Work task: On how many lines of the records below does the string "JSON" appear? Reply with only the number.
Data to examine Start Marker
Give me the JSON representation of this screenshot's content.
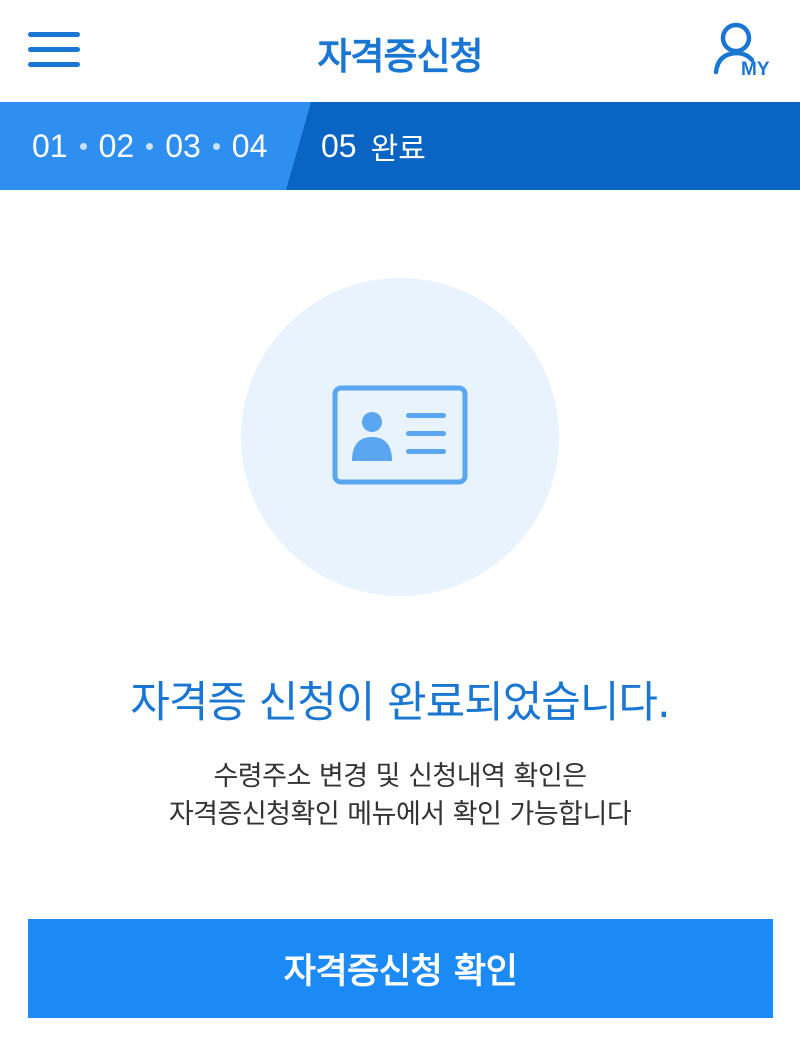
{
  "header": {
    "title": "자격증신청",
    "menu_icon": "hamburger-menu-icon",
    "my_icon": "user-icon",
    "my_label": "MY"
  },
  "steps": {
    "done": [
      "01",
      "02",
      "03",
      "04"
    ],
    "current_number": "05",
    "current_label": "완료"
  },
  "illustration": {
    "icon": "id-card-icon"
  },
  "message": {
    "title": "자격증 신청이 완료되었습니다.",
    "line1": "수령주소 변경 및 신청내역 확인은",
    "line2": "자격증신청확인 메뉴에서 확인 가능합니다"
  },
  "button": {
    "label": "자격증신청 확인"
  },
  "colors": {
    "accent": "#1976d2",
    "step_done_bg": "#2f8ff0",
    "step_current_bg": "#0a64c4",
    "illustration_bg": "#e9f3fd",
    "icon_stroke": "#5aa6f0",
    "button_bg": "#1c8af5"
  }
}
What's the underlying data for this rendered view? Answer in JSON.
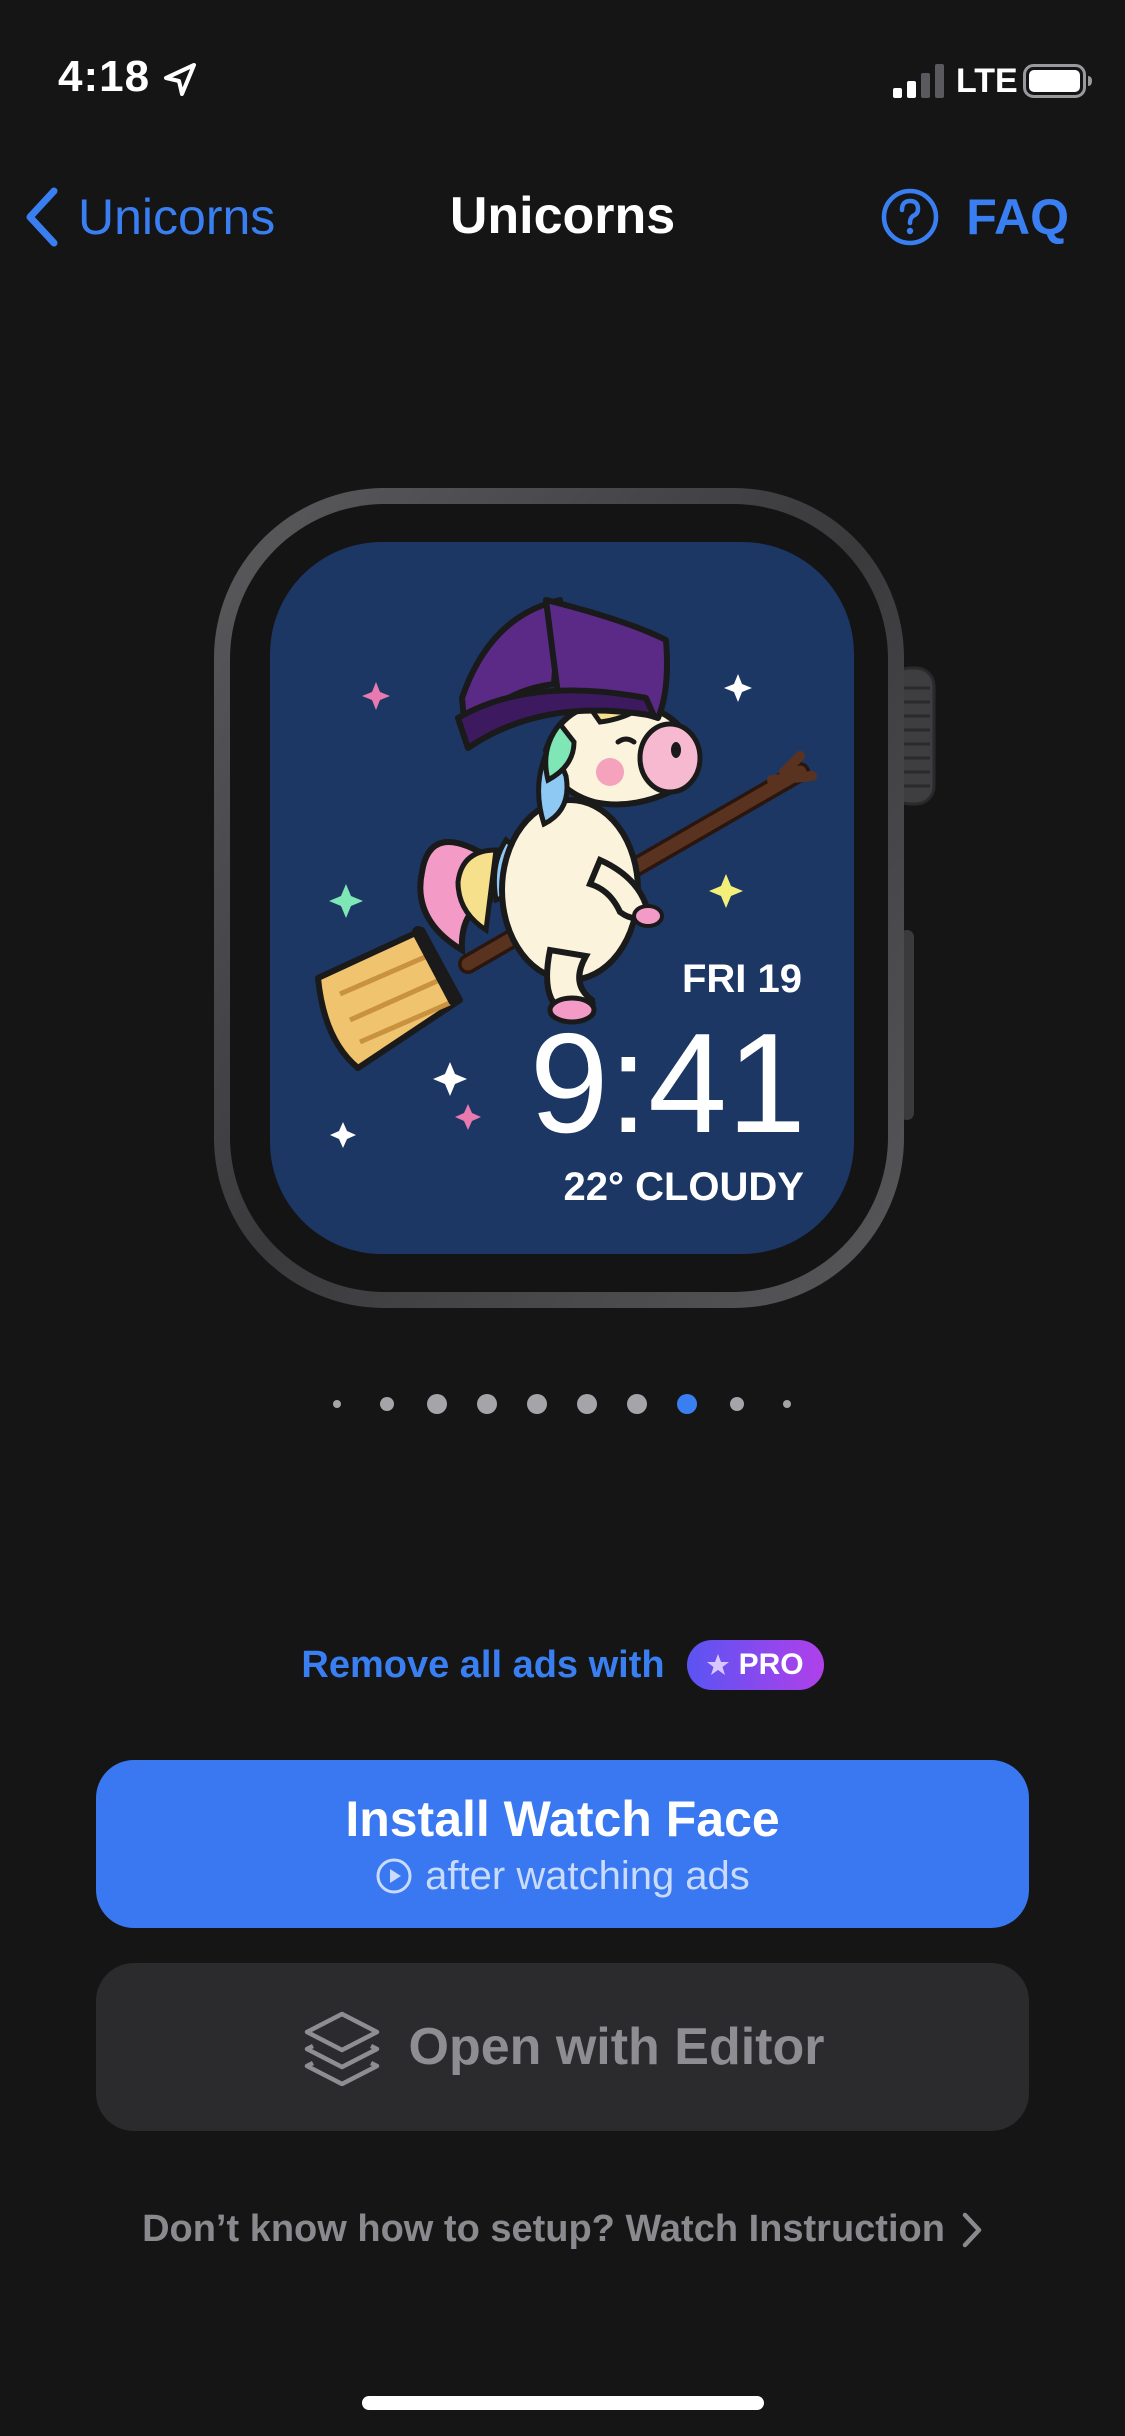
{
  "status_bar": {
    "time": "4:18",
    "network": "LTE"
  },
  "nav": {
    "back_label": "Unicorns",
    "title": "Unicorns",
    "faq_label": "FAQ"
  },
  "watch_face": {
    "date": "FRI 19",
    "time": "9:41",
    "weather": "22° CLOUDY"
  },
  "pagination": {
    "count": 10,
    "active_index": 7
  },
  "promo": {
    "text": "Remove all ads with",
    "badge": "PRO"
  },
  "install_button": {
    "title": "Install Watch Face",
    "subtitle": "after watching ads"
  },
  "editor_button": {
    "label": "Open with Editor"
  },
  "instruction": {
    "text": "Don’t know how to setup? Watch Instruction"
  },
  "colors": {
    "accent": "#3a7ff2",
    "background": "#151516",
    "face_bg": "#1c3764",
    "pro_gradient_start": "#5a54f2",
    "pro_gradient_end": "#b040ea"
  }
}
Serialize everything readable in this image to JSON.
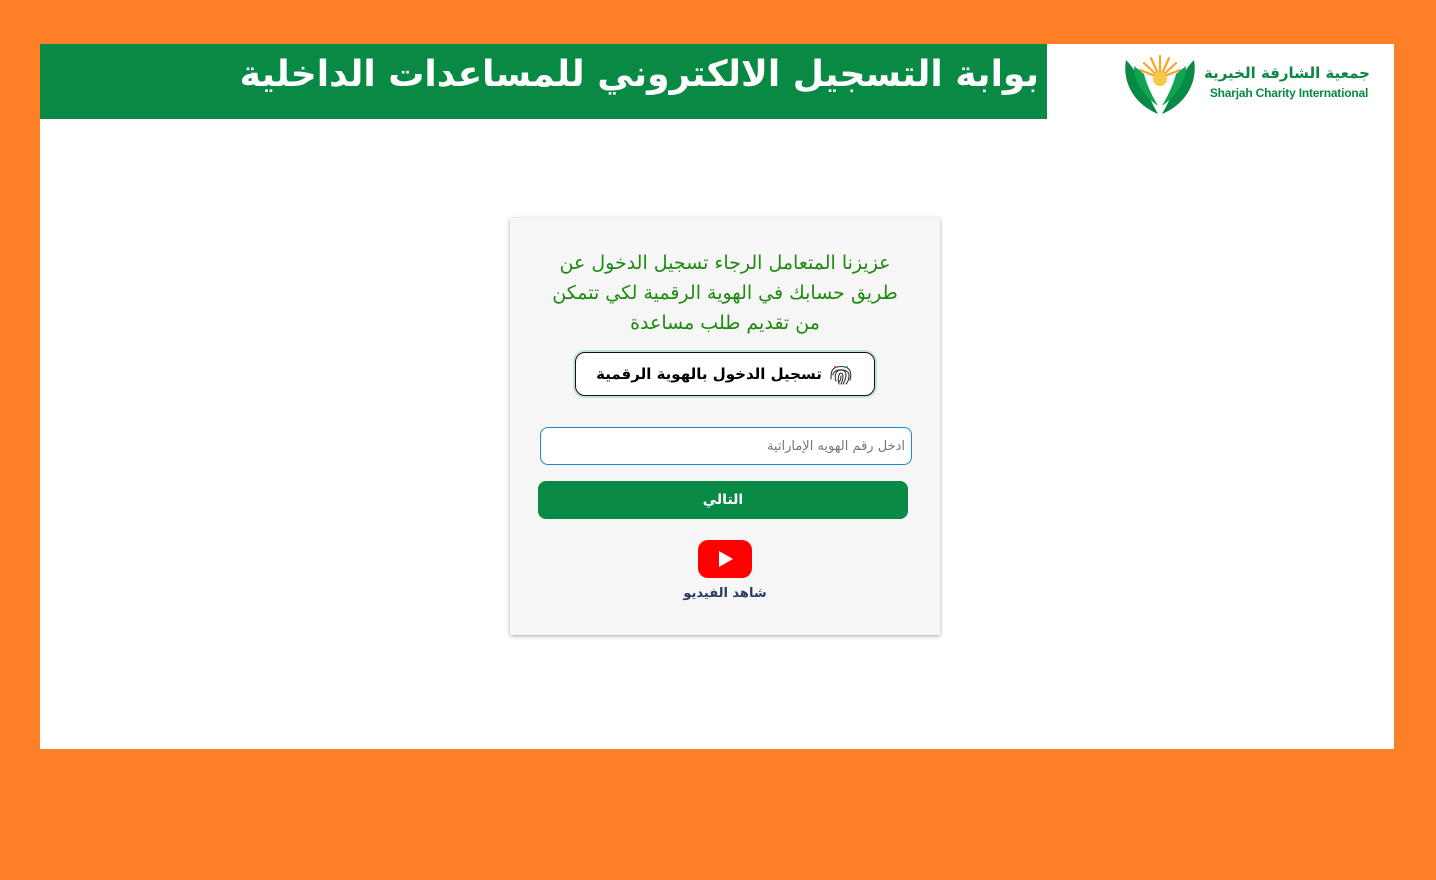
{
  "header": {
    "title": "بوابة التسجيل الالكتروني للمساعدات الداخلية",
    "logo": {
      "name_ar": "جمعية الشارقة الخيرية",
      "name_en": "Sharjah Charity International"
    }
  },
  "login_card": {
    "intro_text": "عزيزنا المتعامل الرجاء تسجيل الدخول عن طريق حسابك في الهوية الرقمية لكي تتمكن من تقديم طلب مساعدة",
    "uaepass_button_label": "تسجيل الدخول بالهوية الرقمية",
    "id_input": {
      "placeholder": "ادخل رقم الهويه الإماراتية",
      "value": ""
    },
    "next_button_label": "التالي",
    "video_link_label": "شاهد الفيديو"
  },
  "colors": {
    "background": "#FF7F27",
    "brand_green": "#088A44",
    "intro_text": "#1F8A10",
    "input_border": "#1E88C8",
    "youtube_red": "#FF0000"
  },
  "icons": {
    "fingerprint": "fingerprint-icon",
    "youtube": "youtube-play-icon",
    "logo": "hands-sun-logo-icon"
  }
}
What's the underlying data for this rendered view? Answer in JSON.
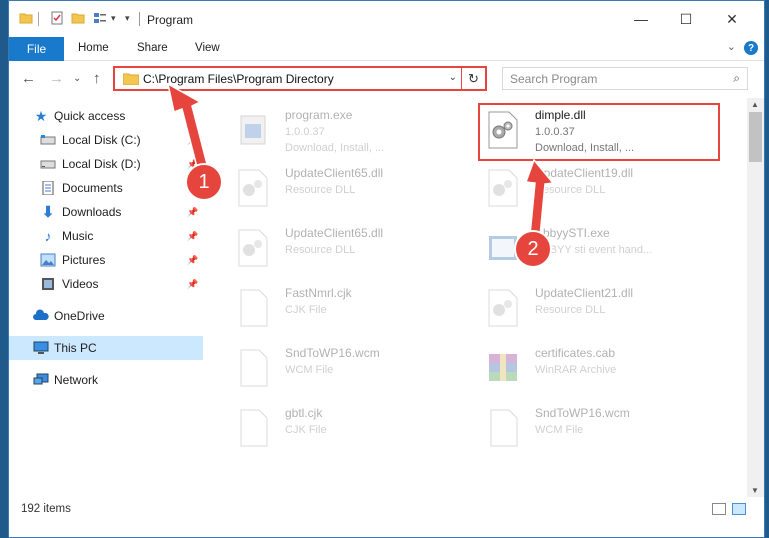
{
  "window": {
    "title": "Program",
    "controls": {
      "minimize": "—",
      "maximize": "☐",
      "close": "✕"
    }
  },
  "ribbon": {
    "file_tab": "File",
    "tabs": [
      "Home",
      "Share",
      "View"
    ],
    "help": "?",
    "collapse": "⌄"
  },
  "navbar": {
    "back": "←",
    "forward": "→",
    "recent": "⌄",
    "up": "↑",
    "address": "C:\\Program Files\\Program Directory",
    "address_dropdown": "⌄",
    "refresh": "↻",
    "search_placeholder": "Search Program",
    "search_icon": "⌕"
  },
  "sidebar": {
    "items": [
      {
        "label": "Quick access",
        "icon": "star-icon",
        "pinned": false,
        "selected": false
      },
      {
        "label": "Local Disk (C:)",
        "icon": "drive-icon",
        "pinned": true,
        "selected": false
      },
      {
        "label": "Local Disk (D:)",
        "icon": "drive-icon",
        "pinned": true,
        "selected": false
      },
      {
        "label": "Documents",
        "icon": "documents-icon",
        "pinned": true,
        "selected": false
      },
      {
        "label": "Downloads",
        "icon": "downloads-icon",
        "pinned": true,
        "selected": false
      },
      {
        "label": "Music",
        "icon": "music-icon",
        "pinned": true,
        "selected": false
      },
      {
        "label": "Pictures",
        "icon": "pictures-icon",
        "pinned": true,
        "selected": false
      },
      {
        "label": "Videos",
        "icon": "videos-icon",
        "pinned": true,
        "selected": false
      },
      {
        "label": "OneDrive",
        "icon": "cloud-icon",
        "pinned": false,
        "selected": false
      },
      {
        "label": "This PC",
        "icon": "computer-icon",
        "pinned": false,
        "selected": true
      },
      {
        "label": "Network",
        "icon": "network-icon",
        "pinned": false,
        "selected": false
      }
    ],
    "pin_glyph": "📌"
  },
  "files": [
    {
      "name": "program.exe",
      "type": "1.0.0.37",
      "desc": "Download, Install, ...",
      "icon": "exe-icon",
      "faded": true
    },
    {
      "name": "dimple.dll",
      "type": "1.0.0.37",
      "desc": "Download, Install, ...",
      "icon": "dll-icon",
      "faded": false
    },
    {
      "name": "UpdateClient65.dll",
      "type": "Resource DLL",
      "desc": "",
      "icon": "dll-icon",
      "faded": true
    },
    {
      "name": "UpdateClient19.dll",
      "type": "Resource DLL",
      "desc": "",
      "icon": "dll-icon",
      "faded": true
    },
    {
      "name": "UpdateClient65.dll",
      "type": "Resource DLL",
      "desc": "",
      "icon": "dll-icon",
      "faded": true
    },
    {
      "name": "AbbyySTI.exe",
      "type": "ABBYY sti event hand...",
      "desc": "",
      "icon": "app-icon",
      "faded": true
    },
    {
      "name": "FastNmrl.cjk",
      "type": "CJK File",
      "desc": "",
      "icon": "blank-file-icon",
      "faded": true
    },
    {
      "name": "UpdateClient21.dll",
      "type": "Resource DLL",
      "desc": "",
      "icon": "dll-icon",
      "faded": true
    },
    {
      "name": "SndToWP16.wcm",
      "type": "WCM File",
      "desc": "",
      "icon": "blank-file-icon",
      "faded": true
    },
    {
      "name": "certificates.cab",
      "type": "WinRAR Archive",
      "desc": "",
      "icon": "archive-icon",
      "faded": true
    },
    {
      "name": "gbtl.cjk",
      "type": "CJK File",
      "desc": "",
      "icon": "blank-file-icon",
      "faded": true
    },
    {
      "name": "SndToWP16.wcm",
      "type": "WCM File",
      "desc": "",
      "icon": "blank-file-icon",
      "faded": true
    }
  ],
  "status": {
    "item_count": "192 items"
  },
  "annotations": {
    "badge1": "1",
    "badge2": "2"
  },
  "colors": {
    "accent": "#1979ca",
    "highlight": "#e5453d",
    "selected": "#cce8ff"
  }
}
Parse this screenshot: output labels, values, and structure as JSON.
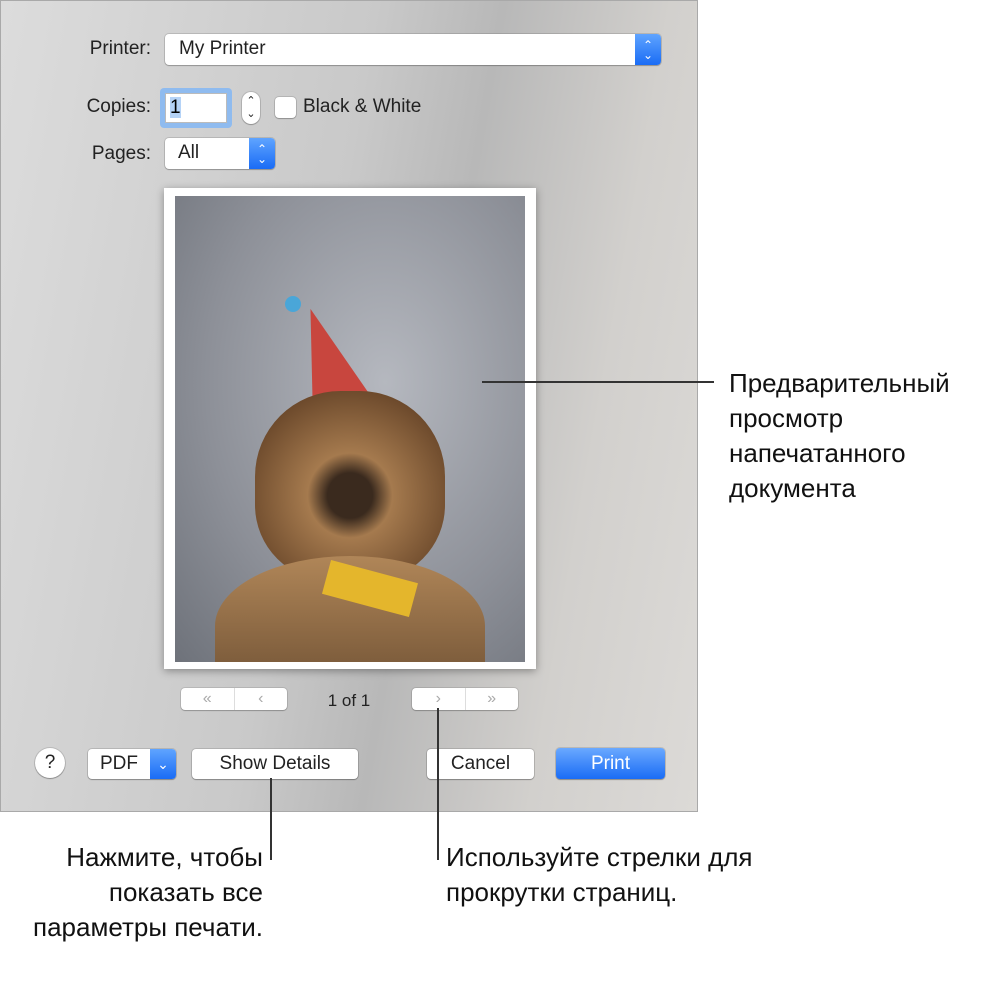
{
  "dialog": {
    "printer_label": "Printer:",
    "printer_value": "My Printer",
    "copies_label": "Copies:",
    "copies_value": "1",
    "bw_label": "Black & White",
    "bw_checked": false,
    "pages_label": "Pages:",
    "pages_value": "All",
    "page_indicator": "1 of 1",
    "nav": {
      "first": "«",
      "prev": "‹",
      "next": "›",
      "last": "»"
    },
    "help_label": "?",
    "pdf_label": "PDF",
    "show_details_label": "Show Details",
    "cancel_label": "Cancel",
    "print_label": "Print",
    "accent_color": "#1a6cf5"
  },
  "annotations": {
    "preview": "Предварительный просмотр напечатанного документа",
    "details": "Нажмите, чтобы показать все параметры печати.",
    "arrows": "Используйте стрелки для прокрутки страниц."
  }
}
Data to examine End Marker
Solution for this exercise: 5